Data to examine
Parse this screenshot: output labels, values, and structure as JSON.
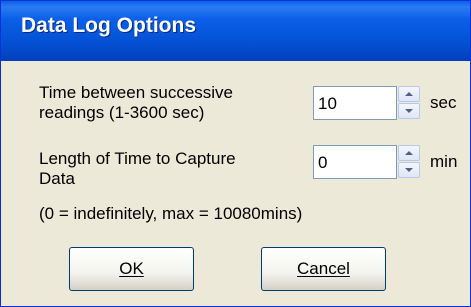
{
  "window": {
    "title": "Data Log Options"
  },
  "interval": {
    "label_line1": "Time between successive",
    "label_line2": "readings (1-3600 sec)",
    "value": "10",
    "unit": "sec"
  },
  "duration": {
    "label_line1": "Length of Time to Capture",
    "label_line2": "Data",
    "value": "0",
    "unit": "min"
  },
  "note": "(0 = indefinitely, max = 10080mins)",
  "buttons": {
    "ok_label": "OK",
    "cancel_label": "Cancel"
  },
  "colors": {
    "title_bar": "#0a5fe8",
    "dialog_background": "#ece9d8"
  },
  "icons": {
    "spin_up": "triangle-up-icon",
    "spin_down": "triangle-down-icon"
  }
}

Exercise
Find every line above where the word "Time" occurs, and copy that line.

Solved problem
    "label_line1": "Time between successive",
    "label_line1": "Length of Time to Capture",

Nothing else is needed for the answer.